- [Activity]
Using the material that follows, say how many lines contain the string "Save". Answer with a number only.

- [Extracted data]
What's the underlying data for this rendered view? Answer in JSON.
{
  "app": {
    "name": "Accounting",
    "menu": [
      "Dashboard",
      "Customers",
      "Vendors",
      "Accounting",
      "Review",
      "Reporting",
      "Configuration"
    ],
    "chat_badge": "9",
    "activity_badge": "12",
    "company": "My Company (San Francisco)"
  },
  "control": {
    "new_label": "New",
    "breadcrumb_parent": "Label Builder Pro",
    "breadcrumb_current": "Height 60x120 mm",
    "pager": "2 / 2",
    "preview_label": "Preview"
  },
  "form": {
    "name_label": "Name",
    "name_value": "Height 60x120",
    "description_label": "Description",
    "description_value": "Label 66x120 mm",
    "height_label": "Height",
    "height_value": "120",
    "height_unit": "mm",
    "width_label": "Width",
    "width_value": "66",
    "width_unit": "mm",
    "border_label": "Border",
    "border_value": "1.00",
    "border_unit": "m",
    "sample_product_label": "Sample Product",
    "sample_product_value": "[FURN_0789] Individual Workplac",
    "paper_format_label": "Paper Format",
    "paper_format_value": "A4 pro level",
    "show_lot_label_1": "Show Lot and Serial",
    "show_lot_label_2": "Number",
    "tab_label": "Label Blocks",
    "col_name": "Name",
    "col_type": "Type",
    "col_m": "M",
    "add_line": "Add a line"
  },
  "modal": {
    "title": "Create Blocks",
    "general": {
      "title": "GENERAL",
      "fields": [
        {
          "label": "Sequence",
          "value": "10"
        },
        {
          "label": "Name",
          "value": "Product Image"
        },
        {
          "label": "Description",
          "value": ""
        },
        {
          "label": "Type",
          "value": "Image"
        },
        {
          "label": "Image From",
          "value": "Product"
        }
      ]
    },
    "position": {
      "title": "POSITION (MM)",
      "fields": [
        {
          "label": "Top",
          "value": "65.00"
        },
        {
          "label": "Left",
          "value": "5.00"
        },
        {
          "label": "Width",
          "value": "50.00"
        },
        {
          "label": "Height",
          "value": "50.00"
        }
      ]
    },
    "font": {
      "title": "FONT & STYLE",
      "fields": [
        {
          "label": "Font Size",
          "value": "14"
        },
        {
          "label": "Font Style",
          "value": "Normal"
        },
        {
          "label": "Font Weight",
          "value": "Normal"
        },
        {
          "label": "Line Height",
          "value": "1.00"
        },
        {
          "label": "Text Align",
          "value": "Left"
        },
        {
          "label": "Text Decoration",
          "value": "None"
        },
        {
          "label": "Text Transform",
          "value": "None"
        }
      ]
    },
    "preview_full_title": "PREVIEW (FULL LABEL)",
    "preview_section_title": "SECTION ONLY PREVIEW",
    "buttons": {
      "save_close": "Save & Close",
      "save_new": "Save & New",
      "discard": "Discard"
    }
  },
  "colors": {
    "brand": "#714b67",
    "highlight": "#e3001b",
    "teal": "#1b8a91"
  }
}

- [Task response]
2